The world is fascinated with computers. It’s undeniable with the number of digital innovations littered around us. From our personal lives to the society at large, computers play a big role in our day-to-day. The computers we now have are very much different from the ones we used to dabble with in our youth. Gone were the floppy disks and super slow Internet explorer of yesteryears. And with technology, you can only go forward with each passing years. With the tech capability we now have, artificial intelligence is almost within our reach.
Various countries try to outbuild one another with the computing technology they develop. China’s economy is only second to that of the US but they dominate the world of supercomputers. In an effort to surpass supercomputers made by the Chinese, the US is allocating hundreds of millions of dollars to make this dream a reality, and hopefully, rank higher than the first two that came from Chinese soil.
The United States will spent $258 million over three years in an effort to develop a supercomputer capable of hitting one exaflop.
Secretary of Energy Rick Perry announced on Thursday that Washington would be awarding the money to AMD, Cray, HPE, IBM, Intel, and Nvidia to develop hardware, software, and applications.
The companies will be kicking in at least 40 percent of the costs, taking the total investment for the program to in excess of $430 million.
“Continued US leadership in high-performance computing is essential to our security, prosperity, and economic competitiveness as a nation,” Perry said.
The funding will come from the Department of Energy’s Exascale Computing Project (ECP) and falls under the PathForward program, with the goal to create a one-exascale system by 2021.
Continued research and development in computing technology are vital in keeping abreast with the many digital changes in today’s world.
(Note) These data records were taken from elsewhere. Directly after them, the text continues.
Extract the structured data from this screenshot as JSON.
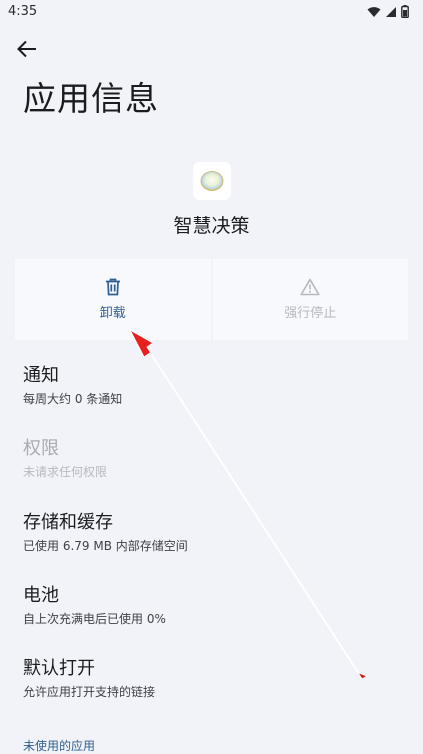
{
  "status_bar": {
    "time": "4:35",
    "icons": [
      "wifi-icon",
      "signal-icon",
      "battery-icon"
    ]
  },
  "header": {
    "back_icon": "arrow-left-icon",
    "title": "应用信息"
  },
  "app": {
    "name": "智慧决策",
    "icon": "app-icon"
  },
  "actions": {
    "uninstall_label": "卸载",
    "uninstall_icon": "trash-icon",
    "force_stop_label": "强行停止",
    "force_stop_icon": "warning-icon"
  },
  "settings": [
    {
      "title": "通知",
      "subtitle": "每周大约 0 条通知",
      "enabled": true
    },
    {
      "title": "权限",
      "subtitle": "未请求任何权限",
      "enabled": false
    },
    {
      "title": "存储和缓存",
      "subtitle": "已使用 6.79 MB 内部存储空间",
      "enabled": true
    },
    {
      "title": "电池",
      "subtitle": "自上次充满电后已使用 0%",
      "enabled": true
    },
    {
      "title": "默认打开",
      "subtitle": "允许应用打开支持的链接",
      "enabled": true
    }
  ],
  "section_header": "未使用的应用",
  "colors": {
    "background": "#f1f3f8",
    "accent": "#2f5f90",
    "annotation_arrow": "#e8201f"
  }
}
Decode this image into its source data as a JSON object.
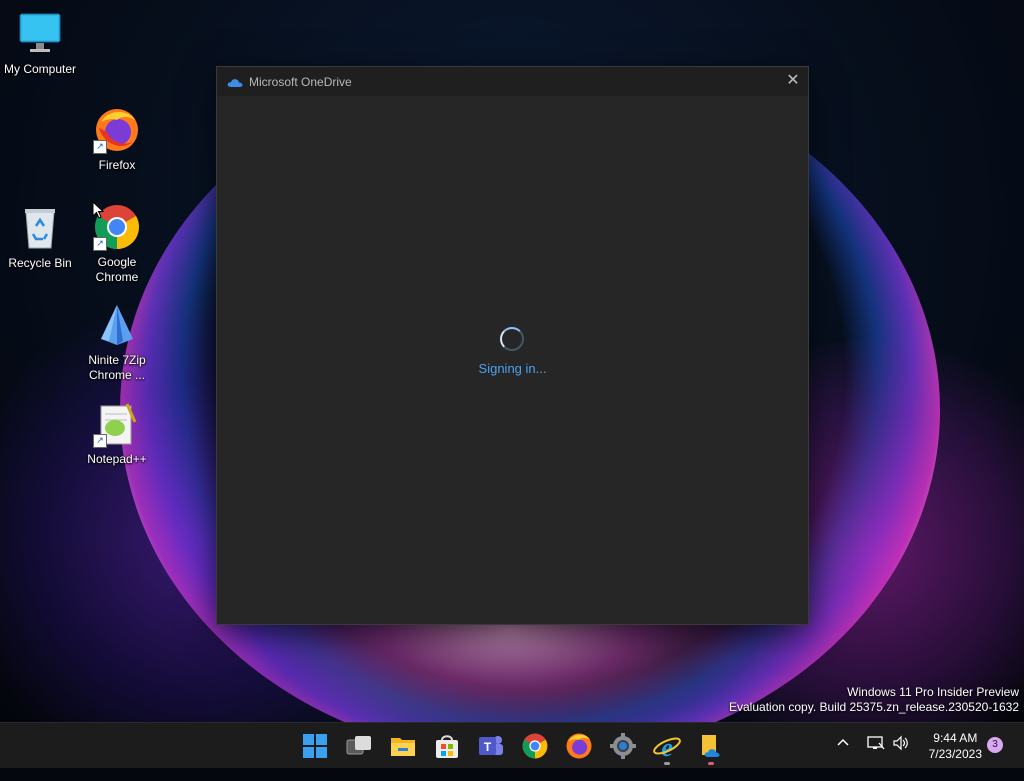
{
  "desktop": {
    "icons": [
      {
        "label": "My Computer"
      },
      {
        "label": "Firefox"
      },
      {
        "label": "Recycle Bin"
      },
      {
        "label": "Google Chrome"
      },
      {
        "label": "Ninite 7Zip Chrome ..."
      },
      {
        "label": "Notepad++"
      }
    ]
  },
  "window": {
    "title": "Microsoft OneDrive",
    "close_label": "✕",
    "status": "Signing in..."
  },
  "watermark": {
    "line1": "Windows 11 Pro Insider Preview",
    "line2": "Evaluation copy. Build 25375.zn_release.230520-1632"
  },
  "taskbar": {
    "apps": [
      "start-icon",
      "task-view-icon",
      "file-explorer-icon",
      "microsoft-store-icon",
      "teams-icon",
      "chrome-icon",
      "firefox-icon",
      "settings-icon",
      "internet-explorer-icon",
      "onedrive-setup-icon"
    ],
    "tray": {
      "chevron": "^",
      "time": "9:44 AM",
      "date": "7/23/2023",
      "notification_count": "3"
    }
  },
  "colors": {
    "window_bg": "#262626",
    "titlebar_bg": "#1f1f1f",
    "status_text": "#4aa3ef",
    "taskbar_bg": "#1c1c1c"
  }
}
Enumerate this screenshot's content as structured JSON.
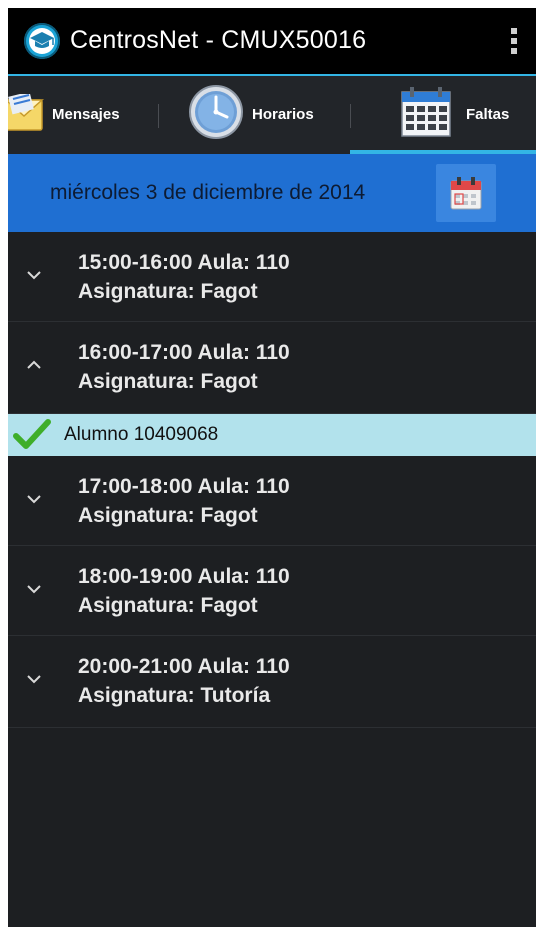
{
  "app": {
    "title": "CentrosNet - CMUX50016"
  },
  "tabs": [
    {
      "label": "Mensajes",
      "icon": "envelope-icon"
    },
    {
      "label": "Horarios",
      "icon": "clock-icon"
    },
    {
      "label": "Faltas",
      "icon": "calendar-grid-icon",
      "selected": true
    }
  ],
  "date": {
    "text": "miércoles 3 de diciembre de 2014",
    "button_icon": "calendar-icon"
  },
  "sessions": [
    {
      "time": "15:00-16:00 Aula: 110",
      "subject": "Asignatura: Fagot",
      "expanded": false
    },
    {
      "time": "16:00-17:00 Aula: 110",
      "subject": "Asignatura: Fagot",
      "expanded": true,
      "students": [
        "Alumno 10409068"
      ]
    },
    {
      "time": "17:00-18:00 Aula: 110",
      "subject": "Asignatura: Fagot",
      "expanded": false
    },
    {
      "time": "18:00-19:00 Aula: 110",
      "subject": "Asignatura: Fagot",
      "expanded": false
    },
    {
      "time": "20:00-21:00 Aula: 110",
      "subject": "Asignatura: Tutoría",
      "expanded": false
    }
  ],
  "colors": {
    "accent": "#33b5e5",
    "date_bar": "#1f6fd2",
    "child_row": "#b2e2ec",
    "check": "#3fae2a"
  }
}
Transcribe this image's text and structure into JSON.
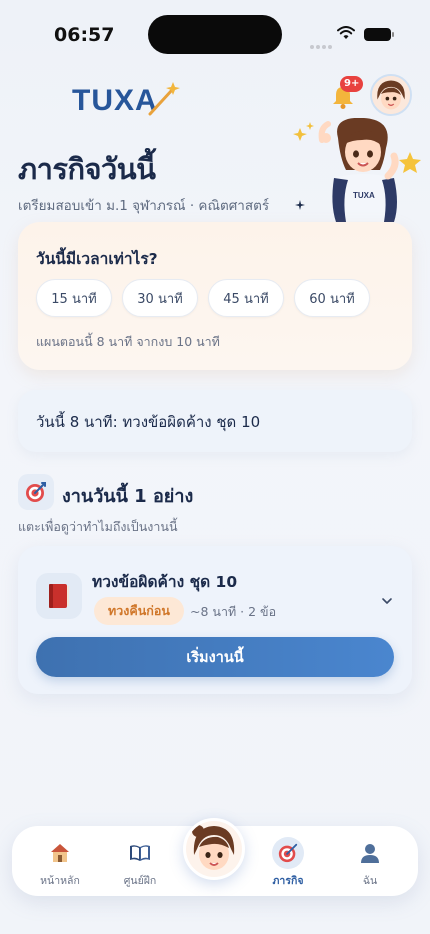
{
  "status_bar": {
    "time": "06:57"
  },
  "header": {
    "logo_text": "TUXA",
    "notification_badge": "9+",
    "title": "ภารกิจวันนี้",
    "subtitle": "เตรียมสอบเข้า ม.1 จุฬาภรณ์ · คณิตศาสตร์"
  },
  "time_card": {
    "question": "วันนี้มีเวลาเท่าไร?",
    "options": [
      "15 นาที",
      "30 นาที",
      "45 นาที",
      "60 นาที"
    ],
    "note": "แผนตอนนี้ 8 นาที จากงบ 10 นาที"
  },
  "plan_banner": {
    "text": "วันนี้ 8 นาที: ทวงข้อผิดค้าง ชุด 10"
  },
  "today": {
    "title": "งานวันนี้ 1 อย่าง",
    "hint": "แตะเพื่อดูว่าทำไมถึงเป็นงานนี้"
  },
  "task": {
    "title": "ทวงข้อผิดค้าง ชุด 10",
    "tag": "ทวงคืนก่อน",
    "meta": "~8 นาที · 2 ข้อ",
    "start_label": "เริ่มงานนี้"
  },
  "nav": {
    "items": [
      {
        "label": "หน้าหลัก",
        "icon": "house-icon"
      },
      {
        "label": "ศูนย์ฝึก",
        "icon": "book-icon"
      },
      {
        "label": "ภารกิจ",
        "icon": "target-icon"
      },
      {
        "label": "ฉัน",
        "icon": "user-icon"
      }
    ]
  },
  "colors": {
    "primary": "#3e71b0",
    "accent_tag": "#d0772a",
    "badge": "#e8423f"
  }
}
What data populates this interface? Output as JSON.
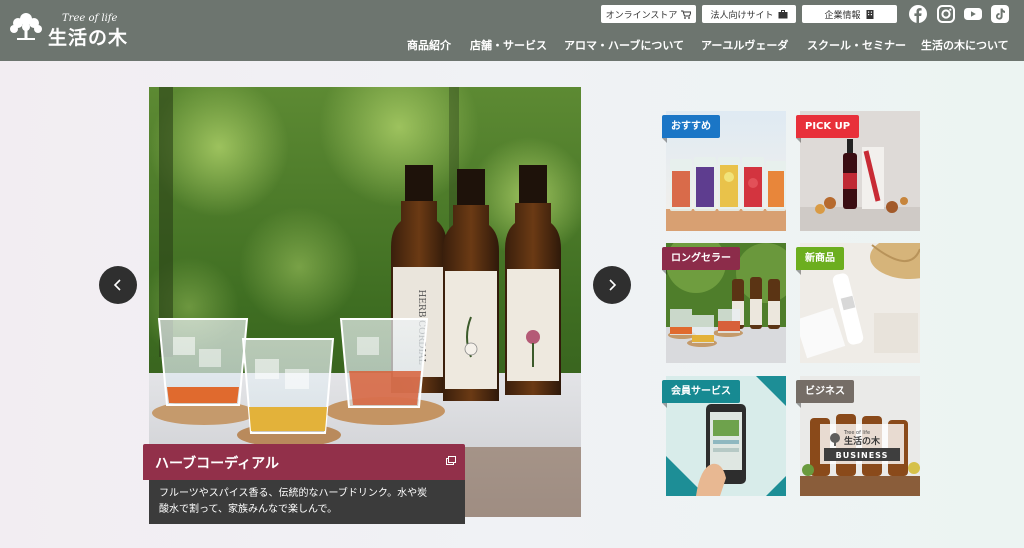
{
  "header": {
    "logo_small": "Tree of life",
    "logo_big": "生活の木",
    "utility": [
      {
        "label": "オンラインストア",
        "icon": "cart-icon"
      },
      {
        "label": "法人向けサイト",
        "icon": "briefcase-icon"
      },
      {
        "label": "企業情報",
        "icon": "building-icon"
      }
    ],
    "social": [
      "facebook-icon",
      "instagram-icon",
      "youtube-icon",
      "tiktok-icon"
    ],
    "nav": [
      "商品紹介",
      "店舗・サービス",
      "アロマ・ハーブについて",
      "アーユルヴェーダ",
      "スクール・セミナー",
      "生活の木について"
    ]
  },
  "hero": {
    "title": "ハーブコーディアル",
    "text_line1": "フルーツやスパイス香る、伝統的なハーブドリンク。水や炭",
    "text_line2": "酸水で割って、家族みんなで楽しんで。",
    "prev_icon": "chevron-left-icon",
    "next_icon": "chevron-right-icon",
    "external_icon": "external-window-icon",
    "bottle_label": "HERB CORDIAL"
  },
  "tiles": [
    {
      "badge": "おすすめ",
      "color": "#1b76c6"
    },
    {
      "badge": "PICK UP",
      "color": "#e8303a"
    },
    {
      "badge": "ロングセラー",
      "color": "#8c2c4a"
    },
    {
      "badge": "新商品",
      "color": "#6cae1f"
    },
    {
      "badge": "会員サービス",
      "color": "#178a92"
    },
    {
      "badge": "ビジネス",
      "color": "#756d66"
    }
  ],
  "business_tile": {
    "logo_small": "Tree of life",
    "logo_big": "生活の木",
    "label": "BUSINESS"
  },
  "colors": {
    "header_bg": "#6d756f",
    "caption_title_bg": "#92304a",
    "caption_text_bg": "#3b3b3b"
  }
}
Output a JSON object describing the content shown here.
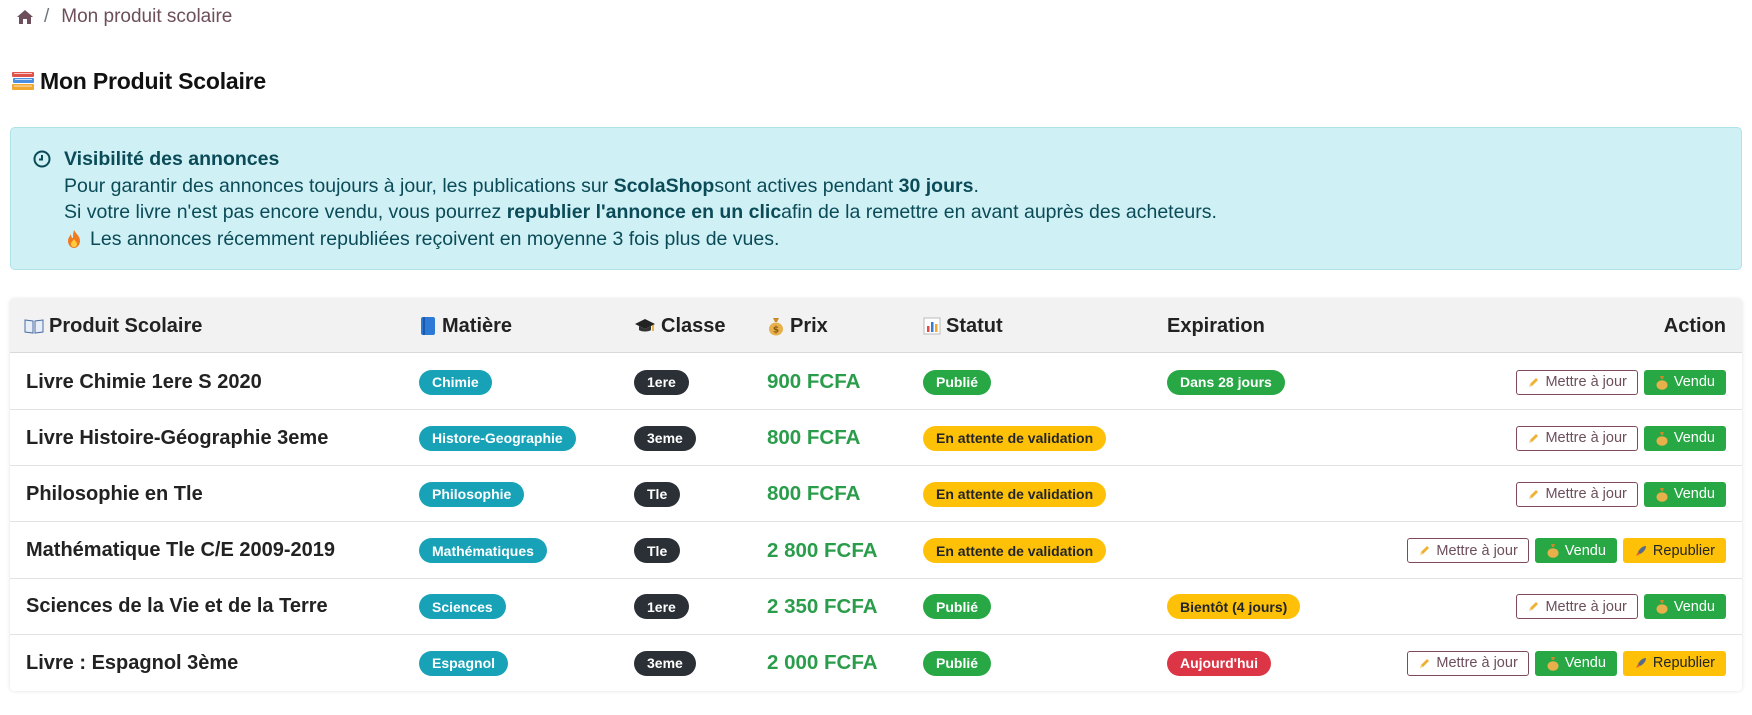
{
  "breadcrumb": {
    "separator": "/",
    "current": "Mon produit scolaire"
  },
  "page_title": "Mon Produit Scolaire",
  "alert": {
    "title": "Visibilité des annonces",
    "line1_a": "Pour garantir des annonces toujours à jour, les publications sur ",
    "line1_b": "ScolaShop",
    "line1_c": " sont actives pendant ",
    "line1_d": "30 jours",
    "line1_e": ".",
    "line2_a": "Si votre livre n'est pas encore vendu, vous pourrez ",
    "line2_b": "republier l'annonce en un clic",
    "line2_c": " afin de la remettre en avant auprès des acheteurs.",
    "line3": "Les annonces récemment republiées reçoivent en moyenne 3 fois plus de vues."
  },
  "table": {
    "headers": {
      "product": "Produit Scolaire",
      "subject": "Matière",
      "class": "Classe",
      "price": "Prix",
      "status": "Statut",
      "expiration": "Expiration",
      "action": "Action"
    },
    "rows": [
      {
        "name": "Livre Chimie 1ere S 2020",
        "subject": "Chimie",
        "class": "1ere",
        "price": "900 FCFA",
        "status": "Publié",
        "expiration": "Dans 28 jours",
        "update": "Mettre à jour",
        "sold": "Vendu",
        "republish": ""
      },
      {
        "name": "Livre Histoire-Géographie 3eme",
        "subject": "Histore-Geographie",
        "class": "3eme",
        "price": "800 FCFA",
        "status": "En attente de validation",
        "expiration": "",
        "update": "Mettre à jour",
        "sold": "Vendu",
        "republish": ""
      },
      {
        "name": "Philosophie en Tle",
        "subject": "Philosophie",
        "class": "Tle",
        "price": "800 FCFA",
        "status": "En attente de validation",
        "expiration": "",
        "update": "Mettre à jour",
        "sold": "Vendu",
        "republish": ""
      },
      {
        "name": "Mathématique Tle C/E 2009-2019",
        "subject": "Mathématiques",
        "class": "Tle",
        "price": "2 800 FCFA",
        "status": "En attente de validation",
        "expiration": "",
        "update": "Mettre à jour",
        "sold": "Vendu",
        "republish": "Republier"
      },
      {
        "name": "Sciences de la Vie et de la Terre",
        "subject": "Sciences",
        "class": "1ere",
        "price": "2 350 FCFA",
        "status": "Publié",
        "expiration": "Bientôt (4 jours)",
        "update": "Mettre à jour",
        "sold": "Vendu",
        "republish": ""
      },
      {
        "name": "Livre : Espagnol 3ème",
        "subject": "Espagnol",
        "class": "3eme",
        "price": "2 000 FCFA",
        "status": "Publié",
        "expiration": "Aujourd'hui",
        "update": "Mettre à jour",
        "sold": "Vendu",
        "republish": "Republier"
      }
    ]
  },
  "colors": {
    "published": "#28a745",
    "pending": "#ffc107",
    "expired_today": "#dc3545",
    "subject_pill": "#17a2b8",
    "class_pill": "#2b2f36",
    "price": "#2a9d4b",
    "alert_bg": "#cff0f5"
  },
  "icons": {
    "breadcrumb": "home-icon",
    "title": "books-icon",
    "alert": "clock-icon",
    "alert_line3": "fire-icon",
    "product": "open-book-icon",
    "subject": "blue-book-icon",
    "class": "graduation-cap-icon",
    "price": "money-bag-icon",
    "status": "bar-chart-icon",
    "update": "pencil-icon",
    "sold": "money-bag-icon",
    "republish": "rocket-icon"
  }
}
The US should definitely double their efforts because it did not make it to the top 3 of the recent Supercomputing Top 500 list even though five US-made supercomputers made it to the top ten.
A Cray system in Switzerland is now the world’s third most powerful supercomputer, behind two Chinese systems.
That means for the first time in 21 years a US high-performance computing system is not one of the world’s top three supercomputers, according to the June 2017 rankings by the supercomputer benchmarking project Top500.
The only other time a US supercomputer had failed to make Top500’s top three ranking was in 1996, when the US was edged out by three Japanese supercomputers.
The pack is currently led by China‘s Sunway TaihuLight, by far the fastest computer on earth measured by floating-point operations, or flops. It was developed by China’s National Research Center of Parallel Computer Engineering & Technology, NRCPC, and is capable of 93 petaflops, or 93 quadrillion flops, under Linpack performance tests.
That benchmark has remained unchanged since it launched in June 2016, notably with a Chinese-designed processor.
China got the first two spots while Switzerland got the third one leaving the US out of the top three. If not addressed right away, not only does this gap impact computing developments in the US but as well as the building of weapons, improving cyber security, and the research and development on the aerospace, automotive, and pharmaceutical industry.
In defense, the US DOE said that hardware is not the sole focus in building supercomputers but in developing efficient software that works 100% in the real world. But still, that does not erase the fact that China is working very hard to build the first exascale supercomputer in the world, way ahead of the US. If the US don’t want that to happen, now is the best time to start working on a plan on how they can build one that is just as good before the Chinese hits the jackpot.